With the onset of summer, the Selim Hill’s (the region the second flush Darjeeling Black Tea I am having is coming from) black teas start developing an amber color that makes it so delectable. The second flush, when prepared well, is known to capture the rare mind-blowing muscatel flavor.
The leaves of the second flush Darjeeling black tea are greenish brown, long, and bold. The tea liquor from the leaves is a bright deep amber like a newly minted copper coin. The liquor has a distinct floral bouquet for aroma with a medium body. The second flush Darjeeling black tea has a pronounced palette with a round, mellow flavor.
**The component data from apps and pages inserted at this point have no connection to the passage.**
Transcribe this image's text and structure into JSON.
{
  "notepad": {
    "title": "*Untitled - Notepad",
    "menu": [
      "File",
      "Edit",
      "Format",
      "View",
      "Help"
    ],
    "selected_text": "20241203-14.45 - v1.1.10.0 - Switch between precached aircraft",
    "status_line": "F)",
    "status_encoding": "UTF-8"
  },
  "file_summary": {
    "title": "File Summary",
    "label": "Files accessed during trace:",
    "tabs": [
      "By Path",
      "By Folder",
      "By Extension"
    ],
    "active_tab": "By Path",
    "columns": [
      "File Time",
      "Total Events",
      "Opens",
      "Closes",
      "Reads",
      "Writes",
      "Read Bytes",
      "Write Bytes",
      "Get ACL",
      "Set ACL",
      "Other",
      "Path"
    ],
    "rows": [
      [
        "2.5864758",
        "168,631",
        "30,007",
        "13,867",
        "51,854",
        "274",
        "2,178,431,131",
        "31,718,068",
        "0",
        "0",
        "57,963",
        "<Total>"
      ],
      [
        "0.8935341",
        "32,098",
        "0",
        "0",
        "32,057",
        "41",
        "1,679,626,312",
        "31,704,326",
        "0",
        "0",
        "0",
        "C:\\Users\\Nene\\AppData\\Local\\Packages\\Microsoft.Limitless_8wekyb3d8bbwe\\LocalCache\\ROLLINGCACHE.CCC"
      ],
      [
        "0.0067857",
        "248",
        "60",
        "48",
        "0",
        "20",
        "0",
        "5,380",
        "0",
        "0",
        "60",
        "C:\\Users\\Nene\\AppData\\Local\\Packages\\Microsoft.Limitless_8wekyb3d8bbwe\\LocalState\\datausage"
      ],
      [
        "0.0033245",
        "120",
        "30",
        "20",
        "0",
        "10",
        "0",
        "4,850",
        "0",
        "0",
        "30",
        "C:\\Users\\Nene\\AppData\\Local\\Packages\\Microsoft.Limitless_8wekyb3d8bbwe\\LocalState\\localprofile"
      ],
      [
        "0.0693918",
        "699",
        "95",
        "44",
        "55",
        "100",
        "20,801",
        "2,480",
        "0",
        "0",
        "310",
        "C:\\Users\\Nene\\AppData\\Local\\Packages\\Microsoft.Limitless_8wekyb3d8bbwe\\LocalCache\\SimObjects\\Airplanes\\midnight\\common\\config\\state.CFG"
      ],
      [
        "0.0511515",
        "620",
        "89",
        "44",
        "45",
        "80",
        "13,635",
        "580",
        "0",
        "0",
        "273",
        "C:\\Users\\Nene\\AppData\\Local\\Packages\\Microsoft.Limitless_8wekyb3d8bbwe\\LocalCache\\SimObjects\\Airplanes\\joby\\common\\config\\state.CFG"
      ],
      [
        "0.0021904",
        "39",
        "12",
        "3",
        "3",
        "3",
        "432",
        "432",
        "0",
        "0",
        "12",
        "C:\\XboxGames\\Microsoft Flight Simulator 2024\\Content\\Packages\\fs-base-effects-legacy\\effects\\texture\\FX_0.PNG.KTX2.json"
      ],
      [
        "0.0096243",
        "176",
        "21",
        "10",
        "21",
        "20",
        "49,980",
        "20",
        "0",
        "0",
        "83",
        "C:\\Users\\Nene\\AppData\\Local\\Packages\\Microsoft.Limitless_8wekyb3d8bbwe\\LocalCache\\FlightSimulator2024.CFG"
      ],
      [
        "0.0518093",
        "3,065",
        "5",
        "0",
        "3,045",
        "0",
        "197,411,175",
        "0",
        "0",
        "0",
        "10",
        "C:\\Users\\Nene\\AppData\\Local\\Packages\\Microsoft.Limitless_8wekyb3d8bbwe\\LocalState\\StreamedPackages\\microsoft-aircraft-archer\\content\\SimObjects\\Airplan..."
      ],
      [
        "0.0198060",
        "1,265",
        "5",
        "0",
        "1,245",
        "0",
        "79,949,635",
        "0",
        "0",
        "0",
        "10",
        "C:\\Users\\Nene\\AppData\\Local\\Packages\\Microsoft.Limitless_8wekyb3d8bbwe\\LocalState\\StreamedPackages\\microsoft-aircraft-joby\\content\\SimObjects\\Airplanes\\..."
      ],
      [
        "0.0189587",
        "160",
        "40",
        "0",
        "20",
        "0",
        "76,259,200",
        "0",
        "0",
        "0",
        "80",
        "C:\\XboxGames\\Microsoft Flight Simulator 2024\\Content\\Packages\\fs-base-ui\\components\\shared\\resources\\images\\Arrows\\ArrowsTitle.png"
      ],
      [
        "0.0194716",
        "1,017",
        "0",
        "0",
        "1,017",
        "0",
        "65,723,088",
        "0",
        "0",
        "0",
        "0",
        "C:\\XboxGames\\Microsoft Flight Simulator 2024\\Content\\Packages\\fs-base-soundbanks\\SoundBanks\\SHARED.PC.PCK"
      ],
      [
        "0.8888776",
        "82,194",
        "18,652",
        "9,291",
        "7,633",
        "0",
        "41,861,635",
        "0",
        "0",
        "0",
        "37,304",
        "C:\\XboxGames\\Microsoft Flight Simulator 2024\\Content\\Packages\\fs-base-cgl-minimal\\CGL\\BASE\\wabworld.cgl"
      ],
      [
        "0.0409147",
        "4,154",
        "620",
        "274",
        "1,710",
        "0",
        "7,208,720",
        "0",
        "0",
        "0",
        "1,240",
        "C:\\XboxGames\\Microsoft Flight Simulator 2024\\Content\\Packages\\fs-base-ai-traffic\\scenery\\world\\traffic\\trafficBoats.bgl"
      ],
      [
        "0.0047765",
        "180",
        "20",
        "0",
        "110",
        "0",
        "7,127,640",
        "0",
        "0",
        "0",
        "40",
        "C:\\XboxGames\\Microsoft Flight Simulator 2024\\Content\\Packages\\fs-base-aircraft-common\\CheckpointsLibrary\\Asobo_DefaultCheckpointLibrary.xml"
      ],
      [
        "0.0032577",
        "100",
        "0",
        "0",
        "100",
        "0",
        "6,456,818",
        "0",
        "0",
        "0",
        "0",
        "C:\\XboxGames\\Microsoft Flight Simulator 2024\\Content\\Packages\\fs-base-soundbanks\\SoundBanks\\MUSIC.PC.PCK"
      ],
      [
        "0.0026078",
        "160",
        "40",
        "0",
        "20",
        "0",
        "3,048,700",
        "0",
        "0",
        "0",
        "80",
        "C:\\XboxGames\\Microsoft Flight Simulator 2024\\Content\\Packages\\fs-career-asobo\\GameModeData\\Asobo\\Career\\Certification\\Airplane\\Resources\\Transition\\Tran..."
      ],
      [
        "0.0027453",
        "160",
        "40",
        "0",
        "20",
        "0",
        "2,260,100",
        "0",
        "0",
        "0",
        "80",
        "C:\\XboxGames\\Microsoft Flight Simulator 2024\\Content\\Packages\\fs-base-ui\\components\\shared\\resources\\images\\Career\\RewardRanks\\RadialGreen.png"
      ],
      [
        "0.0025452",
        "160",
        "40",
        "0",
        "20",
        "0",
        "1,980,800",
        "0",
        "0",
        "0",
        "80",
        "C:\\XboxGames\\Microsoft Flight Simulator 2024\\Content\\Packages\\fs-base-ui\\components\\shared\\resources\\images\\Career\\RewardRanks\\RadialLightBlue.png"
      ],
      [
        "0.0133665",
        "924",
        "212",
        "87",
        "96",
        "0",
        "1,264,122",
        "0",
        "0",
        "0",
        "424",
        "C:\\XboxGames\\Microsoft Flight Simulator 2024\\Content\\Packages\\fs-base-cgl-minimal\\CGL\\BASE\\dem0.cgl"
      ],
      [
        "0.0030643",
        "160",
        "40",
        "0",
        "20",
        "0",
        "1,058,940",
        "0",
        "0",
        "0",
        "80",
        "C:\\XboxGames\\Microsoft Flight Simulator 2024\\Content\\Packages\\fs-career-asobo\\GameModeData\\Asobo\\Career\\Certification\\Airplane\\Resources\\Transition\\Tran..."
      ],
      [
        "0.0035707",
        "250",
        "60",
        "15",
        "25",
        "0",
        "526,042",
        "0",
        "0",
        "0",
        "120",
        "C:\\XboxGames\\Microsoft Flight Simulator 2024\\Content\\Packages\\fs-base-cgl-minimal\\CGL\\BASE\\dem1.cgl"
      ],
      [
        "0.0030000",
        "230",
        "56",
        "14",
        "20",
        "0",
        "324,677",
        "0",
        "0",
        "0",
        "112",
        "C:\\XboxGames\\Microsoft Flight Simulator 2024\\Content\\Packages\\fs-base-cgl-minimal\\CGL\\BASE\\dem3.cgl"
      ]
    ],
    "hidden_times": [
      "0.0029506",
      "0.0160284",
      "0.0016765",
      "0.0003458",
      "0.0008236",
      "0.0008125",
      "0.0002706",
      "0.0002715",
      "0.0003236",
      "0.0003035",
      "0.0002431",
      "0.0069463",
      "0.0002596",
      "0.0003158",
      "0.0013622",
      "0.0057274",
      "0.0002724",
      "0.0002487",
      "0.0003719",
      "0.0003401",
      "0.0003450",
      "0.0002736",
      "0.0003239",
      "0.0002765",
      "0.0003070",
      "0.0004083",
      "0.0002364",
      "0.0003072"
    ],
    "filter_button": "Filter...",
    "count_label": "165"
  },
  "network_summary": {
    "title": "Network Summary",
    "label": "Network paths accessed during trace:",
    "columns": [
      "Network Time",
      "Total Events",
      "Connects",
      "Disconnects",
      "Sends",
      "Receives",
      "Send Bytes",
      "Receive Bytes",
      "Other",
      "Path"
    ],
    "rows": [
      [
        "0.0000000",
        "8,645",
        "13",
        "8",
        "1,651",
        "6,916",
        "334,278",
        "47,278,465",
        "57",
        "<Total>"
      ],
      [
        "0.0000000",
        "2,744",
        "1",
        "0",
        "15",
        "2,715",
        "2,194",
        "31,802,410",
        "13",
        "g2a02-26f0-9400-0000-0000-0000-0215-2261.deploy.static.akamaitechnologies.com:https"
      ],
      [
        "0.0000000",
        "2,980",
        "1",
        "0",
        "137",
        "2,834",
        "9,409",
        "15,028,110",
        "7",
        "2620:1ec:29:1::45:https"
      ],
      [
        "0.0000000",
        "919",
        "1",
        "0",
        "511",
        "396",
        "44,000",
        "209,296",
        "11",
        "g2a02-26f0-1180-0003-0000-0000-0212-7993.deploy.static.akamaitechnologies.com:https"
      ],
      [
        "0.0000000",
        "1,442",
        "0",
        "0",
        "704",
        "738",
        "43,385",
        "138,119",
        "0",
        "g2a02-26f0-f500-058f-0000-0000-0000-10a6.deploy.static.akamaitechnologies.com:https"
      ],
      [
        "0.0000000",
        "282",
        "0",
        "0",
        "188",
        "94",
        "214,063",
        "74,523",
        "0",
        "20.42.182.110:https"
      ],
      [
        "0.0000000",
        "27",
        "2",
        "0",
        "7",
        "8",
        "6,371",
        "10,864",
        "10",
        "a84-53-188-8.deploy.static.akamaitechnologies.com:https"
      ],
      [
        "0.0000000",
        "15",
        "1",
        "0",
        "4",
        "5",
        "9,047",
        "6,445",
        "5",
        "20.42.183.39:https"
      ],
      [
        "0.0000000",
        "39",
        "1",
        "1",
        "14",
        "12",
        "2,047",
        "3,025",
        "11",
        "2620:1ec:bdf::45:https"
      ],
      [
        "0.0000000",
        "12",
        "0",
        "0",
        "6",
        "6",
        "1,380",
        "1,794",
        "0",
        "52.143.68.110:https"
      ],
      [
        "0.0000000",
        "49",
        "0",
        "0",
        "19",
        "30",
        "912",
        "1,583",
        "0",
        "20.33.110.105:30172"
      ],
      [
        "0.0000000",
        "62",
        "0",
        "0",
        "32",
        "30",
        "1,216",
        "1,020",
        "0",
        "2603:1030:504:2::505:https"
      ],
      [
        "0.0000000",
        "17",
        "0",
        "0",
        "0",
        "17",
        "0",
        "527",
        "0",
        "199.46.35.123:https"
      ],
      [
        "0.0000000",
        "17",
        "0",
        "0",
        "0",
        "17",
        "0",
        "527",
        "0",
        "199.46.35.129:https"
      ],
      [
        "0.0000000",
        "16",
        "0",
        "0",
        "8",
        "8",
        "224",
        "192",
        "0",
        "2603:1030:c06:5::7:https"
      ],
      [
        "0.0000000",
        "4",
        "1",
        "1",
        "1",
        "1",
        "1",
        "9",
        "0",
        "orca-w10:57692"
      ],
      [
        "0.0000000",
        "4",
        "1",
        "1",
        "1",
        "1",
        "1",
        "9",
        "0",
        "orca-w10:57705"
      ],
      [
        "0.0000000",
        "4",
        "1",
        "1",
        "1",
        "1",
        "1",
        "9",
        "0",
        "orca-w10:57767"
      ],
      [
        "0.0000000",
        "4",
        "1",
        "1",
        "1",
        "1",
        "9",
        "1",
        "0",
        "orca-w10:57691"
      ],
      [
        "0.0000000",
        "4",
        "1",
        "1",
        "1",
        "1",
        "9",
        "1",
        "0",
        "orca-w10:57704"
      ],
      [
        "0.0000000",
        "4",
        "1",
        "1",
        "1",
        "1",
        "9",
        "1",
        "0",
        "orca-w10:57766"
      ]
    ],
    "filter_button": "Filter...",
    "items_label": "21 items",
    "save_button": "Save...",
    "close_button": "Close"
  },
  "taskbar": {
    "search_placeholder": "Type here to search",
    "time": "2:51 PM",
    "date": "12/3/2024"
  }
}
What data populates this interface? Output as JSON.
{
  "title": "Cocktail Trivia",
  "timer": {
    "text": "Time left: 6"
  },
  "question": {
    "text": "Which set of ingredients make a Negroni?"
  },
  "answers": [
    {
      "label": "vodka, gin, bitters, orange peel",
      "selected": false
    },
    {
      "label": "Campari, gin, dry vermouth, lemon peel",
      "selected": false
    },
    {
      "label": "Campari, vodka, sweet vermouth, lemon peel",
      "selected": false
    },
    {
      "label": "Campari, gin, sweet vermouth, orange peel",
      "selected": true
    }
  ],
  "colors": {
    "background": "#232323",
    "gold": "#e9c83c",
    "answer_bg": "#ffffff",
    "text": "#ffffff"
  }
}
There is a distinct sweetness to the tea that is the characteristic elusive, mythical muscatel that the Darjeeling teas are known all over the world for.
This second flush Darjeeling tea I am having comes from a section of the Selim Hill forest called the Meethedhare, which means ‘sweet buds’.
The Darjeeling second flush black tea is perfect for lazy winter mornings and gentle warm winter afternoons. The tea tastes amazing by itself, brewed hot and fresh. If you like, you can add a dash of lemon to it for an extra zing. You can try making a cold brew from the second flush tea too, and it does taste delicious but not as much as the cold brew I made from the Darjeeling first flush black tea.
How do I brew my Darjeeling Second Flush Black Tea?
I use filtered water at about 85 to 87 degrees. For 250 ml of filtered hot water, I use about 3g of the tea leaves. I let it steep for about 5 minutes, 6 minutes if I want a stronger cup. If I want a lighter brew, I steep it for 3 minutes. I brew the tea in a closed kettle, pouring it straight into my teacup once it is brewed and ready. Once poured, I let it sit in the cup for a minute of two, taking in the delicate aroma of the tea. Then sip and savor the cup of the amazing Darjeeling second flush black tea.
Cold brewing the black tea began as an experiment with the first flush black tea and I have taken a considerable liking to it now. So, I continued the practice with the second flush black tea too. Cold brewing brings down the bitterness of the black tea significantly. The cold brew is nicely astringent and brings out the delicate flavor notes of the cup very well.
If you would like to know more about the cold brewing works for the Darjeeling First Flush Black Tea, check out my blog on the same here:
Second flush black tea vs. first flush black tea
Compared to the first flush Darjeeling black tea, the second flush black tea is more full-bodied and bolder. To me, the second flush feels like smooth honey and a gentle toffee with a great floral bouquet on the nose. Like the first flush, the taste of the second flush black tea varies a bit with the brewing time of the tea. The flavors of the second flush black tea are more delicate than the first flush Darjeeling black tea but it is also a bolder cup.
Honestly, I cannot choose between the first flush and the second flush. Both seem to be really good, and both have their own unique taste. I am going to just sit back and enjoy both tot he fullest, and share some with friends. Happiness multiples when shared, troubles half when shared.
What do you think? Drop me a line in the comments below or find me on Instagram – @banjaranfoodie